      The third fatality was Brad Garafola, 45, and a 24-year veteran of the East Baton Rouge Sheriff's Office.  His neighbour Rhonda Smith said Sunday evening that Garafola was never seen without at least one of his four children, who range in age from 7 to 21.

      Smith says Garafola was, "the epitome of a peace officer."

      This undated photo made available by the East Baton Rouge Sheriff's Office shows deputy Brad Garafola. (East Baton Rouge Sheriff's Office/Associated Press)

      Jackson's father-in-law described him as a "gentle giant."

      Lonnie Jordan spoke to reporters on the front lawn of Jackson's house in the rural Livingston Parish. He said he heard about Jackson's death while at church Sunday morning when he received a text message.

      Jordan said Jackson was "always about peace."

      In this 2016 photo provided by Trenisha Jackson, her husband, Baton Rouge Police Officer Montrell Jackson, holds his son Mason at a Father's Day event for police officers in Baton Rouge, La. (Trenisha Jackson/Associated Press)

      Kedrick Pitts, 24, Jackson's half-brother, said he was very close to his older brother.

      He described his brother as someone dedicated to "God, family and the police force."

      Pitts said Jackson leaves behind a wife and a four-month-old son named Mason.

      Jordan said his son-in-law had been working long hours since the death of Alton Sterling and the resulting protests.

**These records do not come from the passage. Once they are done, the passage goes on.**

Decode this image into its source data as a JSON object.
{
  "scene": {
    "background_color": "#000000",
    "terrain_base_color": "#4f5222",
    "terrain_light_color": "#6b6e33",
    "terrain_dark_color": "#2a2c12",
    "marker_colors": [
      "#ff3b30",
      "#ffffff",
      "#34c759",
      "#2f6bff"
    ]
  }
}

But Jordan said if the work was a strain, Jackson didn't let it show.

      Alton Sterling 'wouldn't want this' 

      Police-community relations in Baton Rouge have been especially tense since the death of Sterling, a black man killed by white officers earlier this month after a scuffle at a convenience store. The killing was captured on cellphone video and circulated widely on the internet.

      Sterling's nephew condemned the killing of the three Baton Rouge officers. Terrance Carter spoke Sunday to The Associated Press by telephone, saying the family just wants peace.

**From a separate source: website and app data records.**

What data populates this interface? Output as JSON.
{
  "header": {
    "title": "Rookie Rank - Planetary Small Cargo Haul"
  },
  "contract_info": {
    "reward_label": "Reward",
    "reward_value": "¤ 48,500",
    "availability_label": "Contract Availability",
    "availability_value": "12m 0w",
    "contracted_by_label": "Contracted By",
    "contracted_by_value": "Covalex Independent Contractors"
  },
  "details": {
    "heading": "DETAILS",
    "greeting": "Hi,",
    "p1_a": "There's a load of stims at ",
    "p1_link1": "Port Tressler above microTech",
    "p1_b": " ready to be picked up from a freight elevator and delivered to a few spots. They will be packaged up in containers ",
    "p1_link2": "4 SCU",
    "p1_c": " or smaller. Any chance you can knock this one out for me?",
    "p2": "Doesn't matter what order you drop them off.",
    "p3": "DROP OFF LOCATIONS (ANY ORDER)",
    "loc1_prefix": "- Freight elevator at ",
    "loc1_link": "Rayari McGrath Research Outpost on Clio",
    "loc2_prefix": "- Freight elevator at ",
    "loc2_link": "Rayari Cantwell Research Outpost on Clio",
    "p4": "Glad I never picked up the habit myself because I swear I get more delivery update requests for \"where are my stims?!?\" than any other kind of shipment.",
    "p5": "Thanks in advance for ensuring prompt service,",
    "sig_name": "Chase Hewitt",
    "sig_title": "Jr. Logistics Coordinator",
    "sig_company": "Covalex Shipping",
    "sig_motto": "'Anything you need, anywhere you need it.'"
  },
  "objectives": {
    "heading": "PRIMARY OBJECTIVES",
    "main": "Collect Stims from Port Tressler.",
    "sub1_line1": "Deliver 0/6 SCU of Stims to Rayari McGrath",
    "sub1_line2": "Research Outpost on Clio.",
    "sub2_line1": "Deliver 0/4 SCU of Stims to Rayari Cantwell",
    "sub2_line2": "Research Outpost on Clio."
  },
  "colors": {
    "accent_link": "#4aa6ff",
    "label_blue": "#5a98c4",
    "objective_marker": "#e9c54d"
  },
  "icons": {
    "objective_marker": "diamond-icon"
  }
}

      "My uncle wouldn't want this," Carter said. "He wasn't this type of man."

      Black Lives Matter, which protests police killings of black men, has also spoken out against the attack. 

      Louisiana Governor John Bel Edwards issued a statement calling the attack "unspeakable and unjustified."

      "Rest assured, every resource available to the State of Louisiana will be used to ensure the perpetrators are swiftly brought to justice," Edwards said.

      Obama condemns 'reprehensible assault'

      In a statement Sunday, President Barack Obama condemned the shooting "in the strongest sense of the word," and said there is no justification for violence against law enforcement.

      "For the second time in two weeks, police officers who put their lives on the line for ours every day were doing their job when they were killed in a cowardly and reprehensible assault," he said. 

      "These are attacks on public servants, on the rule of law, and on civilized society, and they have to stop."

      'This happens far too often,' Obama says after 3 officers killed in Louisiana 3:51

      Presumptive Republican nominee Donald Trump also condemned the shootings and placed the blame on ineffectual leadership.

      "We grieve for the officers killed in Baton Rouge today. How many law enforcement and people have to die because of a lack of leadership in our country? We demand law and order," he wrote in a Facebook post.

      Presumptive Democratic nominee Hillary Clinton released a short statement on Twitter urging Americans to reject violence, and said the "assault on police officers in Baton Rouge is an assault on all of us."

      With files from Reuters

      Comments

      To encourage thoughtful and respectful conversations, first and last names will appear with each submission to CBC/Radio-Canada's online communities (except in children and youth-oriented communities). Pseudonyms will no longer be permitted.

      By submitting a comment, you accept that CBC has the right to reproduce and publish that comment in whole or in part, in any manner CBC chooses. Please note that CBC does not endorse the opinions expressed in comments. Comments on this story are moderated according to our Submission Guidelines. Comments are welcome while open. We reserve the right to close comments at any time.